The partners of the IBEU consortium carried out extensive empirical research carried out in Bulgaria, Romania, Serbia and Montenegro, FYROM, Croatia as well as in Italy and Greece. The research combined sociological surveys, qualitative interviews, focus group analyses, literature review, economic and statistical analyses and ethnographic fieldwork, thereby bringing together the perspectives, the tools and the methodologies from various disciplines of the social sciences. The project’s empirical research on the informal sector and regional co-operation along with the sociological surveys on social capital and migration flows have explored the influence of borders, both formal and informal, in shaping socio-economic developments in the Balkans.
The notion of ‘functional borders’ aiming at the spread of civil society, the rule of law and regional cooperation across borders and among countries was put forward. The study investigated the argument of ‘functional borders’ by looking at four policy areas of a cross-border nature:
- Civil Society and Social Capital through assessing of the nature of ‘positive’ and ‘negative’ social capital and related civil society programmes;
- Informal Sector through examining the informal economy, fiscal transparency and trans-border trade and privatisation;
- Regional Cooperation concentrating on trade, banking and infrastructure; and
- Migration seen as an engine of growth and development and/or a problems-transmitting mechanism.
CLS was the leading partner for the Work Package “Social Capital and Civil Society”. This WP concentrated on civil society in Romania, Bulgaria, Serbia and Montenegro and FYROM. The IBEU team explored the concept of social capital in order to understand the dividing lines that exist within these societies and the factors that determine these dividing lines. Social capital was studied in terms of trust among population groups within each country and towards the state institutions.
The survey that was conducted through the IBEU in these countries shed light on the factors that influence positive and negative social capital. In addition, workshop meetings were held in Sofia and in Bucharest to derive comparative conclusions from the analysis of each country’s data and to further develop the concept of particularism with respect to Southeast Europe.
Based on four nationally representative samples (Bulgaria, Macedonia, and Serbia and Montenegro), we analyzed the link between some important socio-demographic factors and various measures of social capital.
A brief look at the context in each of the four countries indicates that they do form a region, characterized by relatively low levels of economic development, coupled with the need to complete various major social reforms, and with generally rich ethnic composition and relatively large minorities.
The formal analysis of the impact of socio-demographic factors on the different measures of social capital results in the conclusion that these factors cannot serve as an explanation of the variations in social capital in all four surveys.
The policy assumption, which is relatively well supported by the survey results from the four Balkan countries, is that empowerment of local authorities may enhance social trust and civic participation.

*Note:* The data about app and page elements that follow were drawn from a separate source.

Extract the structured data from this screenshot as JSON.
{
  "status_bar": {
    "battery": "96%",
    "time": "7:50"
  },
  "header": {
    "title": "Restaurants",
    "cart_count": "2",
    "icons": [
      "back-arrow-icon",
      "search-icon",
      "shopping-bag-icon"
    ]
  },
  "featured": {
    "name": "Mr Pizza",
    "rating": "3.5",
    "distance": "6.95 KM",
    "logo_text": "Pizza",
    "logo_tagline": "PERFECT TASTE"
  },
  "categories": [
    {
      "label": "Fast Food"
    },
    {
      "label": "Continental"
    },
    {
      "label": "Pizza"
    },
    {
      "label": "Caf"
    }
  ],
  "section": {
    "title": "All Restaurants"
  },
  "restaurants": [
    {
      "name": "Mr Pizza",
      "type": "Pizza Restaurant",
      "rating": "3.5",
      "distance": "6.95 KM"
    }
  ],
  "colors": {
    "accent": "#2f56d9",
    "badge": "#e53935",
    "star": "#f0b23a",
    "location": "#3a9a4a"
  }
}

Another policy assumption is very tentatively supported: that improvements in institutional performance cause higher subjective evaluations of this performance and from there – higher trust. The assumptions which find no support in the four surveys, are that income and general economic well-being result in higher social capital, and that enhanced personal security are also positively related to social capital. More information is available at www.eliamep.gr/en/tag/ibeu/
Period: December 2003 - January 2005
Coordinators: Georgy Ganev, Yana Papazova
Financing Organisations: Fifth Framework Programme of the European Commissin
Partners: Istituto per l’Europa Centro-Orientale e Balcanica (IECOB - Forli); Institute for Market Economics (IME - Sofia); Romanian Academic Society (SAR - Bucharest); Southeast European Studies Programme (Oxford University); Vienna Institute for International Economic Studies, WIIW; London School of Economics (LSE), UK